Most hotel rooms are standard, but you don’t have to see your holiday stay as a sterile place. Incorporating personal touches into your hotel room can enhance the vacation experience. Here are five ways I try to add my personal touch to a room when I travel.
I try to unpack whether it’s for the weekend or the week. I hang up my clothing, spread out my toiletries in the bathroom, put my shoes out and my suitcase away. I like my hotel room to feel like it’s my own. I usually walk with my journal, so I leave it on the bedside table and put away all the hotel brochures. I unpack my electronics and plug them in using one area of the room, so I won’t overlook any when I leave.
Candles are a lovely way to fill a room with your favorite scent. I walk with a candle warmer and place my candle on it when I unpack. In a few hours, the smell will fill your room with a beautiful aroma instead of a sterile hotel smell. Be cautious; however, never light candles and leave them, just as you would not do so at home. I like to use small sample candles. The trick is to remember to turn off your candle warmer the night before you leave, as your candle will have time to become firm for packing. Once firm, it can stay in your suitcase for use repeatedly.
A small speaker.
If you require more volume than your device gives, then a tiny speaker does the trick. There are so many options on the market that are tiny but pack an incredible punch for noise output. You will listen to your music and get into the mood you desire with your music. Please remember your neighbors and keep the volume down, especially late at night.
For a luxurious feel, travel with your pillowcase. For EbonyTravelers, this can be especially helpful for hair care and maintenance. In my opinion, choosing a satin or silk pillowcase is a personal preference. Silk is a more expensive option, but the less expensive satin is also a great choice. Only you will know what is best for your hair type and sleeping style. The benefit of having your pillowcase is you can use it to store your dirty clothes when you are ready to pack for leaving.
Handicap accessible room.
If possible, request a handicap-accessible room when checking in. These rooms are typically larger in size because they are designed for wheelchair access, so doors are wider. Outlets are more accessible, and best of all, it is illegal to charge more for an accessible room, so you’ll get more space at the same price.
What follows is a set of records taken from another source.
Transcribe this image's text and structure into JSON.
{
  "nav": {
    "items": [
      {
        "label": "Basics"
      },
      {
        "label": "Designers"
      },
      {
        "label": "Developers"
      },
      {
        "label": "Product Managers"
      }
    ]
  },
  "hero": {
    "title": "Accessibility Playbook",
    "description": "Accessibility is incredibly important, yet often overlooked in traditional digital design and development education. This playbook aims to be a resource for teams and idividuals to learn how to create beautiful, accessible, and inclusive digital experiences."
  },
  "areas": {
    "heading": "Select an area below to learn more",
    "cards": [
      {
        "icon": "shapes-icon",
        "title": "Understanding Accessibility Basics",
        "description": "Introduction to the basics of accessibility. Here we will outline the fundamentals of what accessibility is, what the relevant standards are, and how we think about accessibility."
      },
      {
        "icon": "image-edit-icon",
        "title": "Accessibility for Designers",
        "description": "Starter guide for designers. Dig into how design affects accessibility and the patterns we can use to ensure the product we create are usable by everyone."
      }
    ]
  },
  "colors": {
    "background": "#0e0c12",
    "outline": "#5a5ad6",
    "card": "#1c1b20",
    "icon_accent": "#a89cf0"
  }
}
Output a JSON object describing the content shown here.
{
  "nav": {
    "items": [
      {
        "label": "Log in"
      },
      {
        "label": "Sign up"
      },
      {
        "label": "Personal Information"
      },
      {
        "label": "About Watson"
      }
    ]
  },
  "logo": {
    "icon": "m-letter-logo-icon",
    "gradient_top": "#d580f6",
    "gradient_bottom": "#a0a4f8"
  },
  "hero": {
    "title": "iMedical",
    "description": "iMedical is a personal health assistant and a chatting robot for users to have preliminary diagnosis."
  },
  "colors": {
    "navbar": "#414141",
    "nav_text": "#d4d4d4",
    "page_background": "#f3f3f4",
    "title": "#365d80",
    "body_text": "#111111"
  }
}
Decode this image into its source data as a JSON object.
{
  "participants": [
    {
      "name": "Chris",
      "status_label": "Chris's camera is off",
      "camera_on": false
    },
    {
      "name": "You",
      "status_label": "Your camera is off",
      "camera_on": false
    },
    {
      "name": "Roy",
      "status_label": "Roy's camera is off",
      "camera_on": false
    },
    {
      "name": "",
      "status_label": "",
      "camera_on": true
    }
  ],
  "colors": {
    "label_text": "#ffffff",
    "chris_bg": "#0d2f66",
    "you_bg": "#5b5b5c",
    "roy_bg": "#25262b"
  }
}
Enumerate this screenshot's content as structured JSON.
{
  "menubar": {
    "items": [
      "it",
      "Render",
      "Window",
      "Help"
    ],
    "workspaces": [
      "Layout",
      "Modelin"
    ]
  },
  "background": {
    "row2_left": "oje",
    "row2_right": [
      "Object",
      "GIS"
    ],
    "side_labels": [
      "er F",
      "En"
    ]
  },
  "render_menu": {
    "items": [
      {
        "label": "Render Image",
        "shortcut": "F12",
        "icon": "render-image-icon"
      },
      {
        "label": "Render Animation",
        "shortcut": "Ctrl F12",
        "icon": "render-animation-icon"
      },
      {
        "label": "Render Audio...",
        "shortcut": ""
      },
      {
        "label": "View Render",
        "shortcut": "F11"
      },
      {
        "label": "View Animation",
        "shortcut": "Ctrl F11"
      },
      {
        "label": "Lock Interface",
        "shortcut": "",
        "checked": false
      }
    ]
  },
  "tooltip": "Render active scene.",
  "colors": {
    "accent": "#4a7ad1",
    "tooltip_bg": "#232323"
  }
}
Please always be considerate of those with genuine needs and know that your request may not always be honored.
Do you like to feel at home when on vacation, or do you prefer to know that you are away from home? Please let me know in the comment section below.